musket-ball fired by the coxswain of one of the boats dragging for these infernal machines. There were three of these torpedo-pits, from which men were ready to act as soon as a vessel should get into the desired position; and it seems as though a few marines as skirmishers, marching along the banks, might have prevented any attempt of the enemy to operate the wires. In one of the pits two men were captured, ready to explode a torpedo should any vessel pass over it. These were Acting-Master P. W. Smith, of the Confederate navy, and Jeffries Johnson, private in the Submarine Corps. In those days such adventurers stood a chance of being shot as soon as captured, though now the case would be different. These men were quite communicative, and said they had adopted this service to remain near their homes. Some of their torpedoes would explode by contact, others by lines from the shore, and others by various ingenious contrivances.

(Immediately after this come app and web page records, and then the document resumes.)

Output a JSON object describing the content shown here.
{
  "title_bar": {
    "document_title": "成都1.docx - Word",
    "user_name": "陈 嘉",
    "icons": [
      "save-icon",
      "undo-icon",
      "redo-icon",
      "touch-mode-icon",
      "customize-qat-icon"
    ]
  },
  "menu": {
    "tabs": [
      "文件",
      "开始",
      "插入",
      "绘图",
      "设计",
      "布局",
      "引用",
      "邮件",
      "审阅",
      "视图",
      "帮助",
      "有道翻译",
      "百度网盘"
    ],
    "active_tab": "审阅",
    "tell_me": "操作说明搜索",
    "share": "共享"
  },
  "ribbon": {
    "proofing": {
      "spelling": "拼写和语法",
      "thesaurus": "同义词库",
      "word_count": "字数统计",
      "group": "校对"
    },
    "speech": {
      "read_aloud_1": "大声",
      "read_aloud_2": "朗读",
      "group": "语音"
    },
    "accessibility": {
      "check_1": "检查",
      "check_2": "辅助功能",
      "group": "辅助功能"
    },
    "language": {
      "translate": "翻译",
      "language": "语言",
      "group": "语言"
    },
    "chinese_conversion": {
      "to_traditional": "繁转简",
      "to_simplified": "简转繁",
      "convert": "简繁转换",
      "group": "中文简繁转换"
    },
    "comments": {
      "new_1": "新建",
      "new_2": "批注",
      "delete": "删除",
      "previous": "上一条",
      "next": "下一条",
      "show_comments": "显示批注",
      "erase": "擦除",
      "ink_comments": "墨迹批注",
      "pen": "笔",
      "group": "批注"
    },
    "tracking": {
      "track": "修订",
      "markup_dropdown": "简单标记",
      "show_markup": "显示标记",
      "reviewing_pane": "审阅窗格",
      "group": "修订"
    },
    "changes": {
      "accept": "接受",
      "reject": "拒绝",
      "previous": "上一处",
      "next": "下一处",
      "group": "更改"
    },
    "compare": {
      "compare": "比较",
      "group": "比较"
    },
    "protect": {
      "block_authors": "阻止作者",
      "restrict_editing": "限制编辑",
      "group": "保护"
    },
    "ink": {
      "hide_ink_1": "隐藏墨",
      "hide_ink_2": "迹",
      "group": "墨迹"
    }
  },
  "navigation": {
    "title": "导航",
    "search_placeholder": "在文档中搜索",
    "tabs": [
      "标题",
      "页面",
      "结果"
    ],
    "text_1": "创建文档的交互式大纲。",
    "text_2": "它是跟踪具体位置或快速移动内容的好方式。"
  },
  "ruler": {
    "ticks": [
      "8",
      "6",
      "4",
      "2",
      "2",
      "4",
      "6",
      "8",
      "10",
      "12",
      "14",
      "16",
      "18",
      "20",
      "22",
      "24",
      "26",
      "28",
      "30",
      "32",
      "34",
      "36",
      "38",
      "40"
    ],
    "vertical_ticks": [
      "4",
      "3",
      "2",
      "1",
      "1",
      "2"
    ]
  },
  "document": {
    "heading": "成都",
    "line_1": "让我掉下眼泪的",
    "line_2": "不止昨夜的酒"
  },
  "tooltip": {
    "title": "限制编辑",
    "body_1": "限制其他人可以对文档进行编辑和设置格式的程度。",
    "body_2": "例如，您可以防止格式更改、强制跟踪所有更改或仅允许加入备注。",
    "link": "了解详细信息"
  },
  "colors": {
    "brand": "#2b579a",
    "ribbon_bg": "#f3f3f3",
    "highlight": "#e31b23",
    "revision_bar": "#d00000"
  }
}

All of them could be put down in one day by a torp
Admiral David D. Porter, The Naval History of the Civil War., Chapter 40: (search)
General Grant on necessity of retaining iron-clads on James River. expedition under Lieutenant-Commander Flusser to Windsor, N. C. attack on Plymouth, N. C. Confederate ram Albemarle attacks Southfield and Miami. the Southfield sunk. death of Lieutenant-Commander Flusser. capture of Plymouth by Confederates. communication of Secretary Welles on loss of Plymouth. General Peck to General Butler. casualties at Plymouth. attack on Newbern. Acting-Rear-Admiral Lee's instructions to Captain Smith. capture of Confederate steamer Bombshell. Second engagement between ram Albemarle and gun-boats. appalling scenes on board the Sassacuts. incidents of fight. fruitless attempts to destroy the Albemarle. laying torpedoes at mouth of Roanoke River. flotilla in sounds reinforced by additional vessels, etc. From the time General Grant fixed his headquarters at City Point, the naval vessels in that vicinity, under Captain Melancton Smith, were employed in guarding the river or in c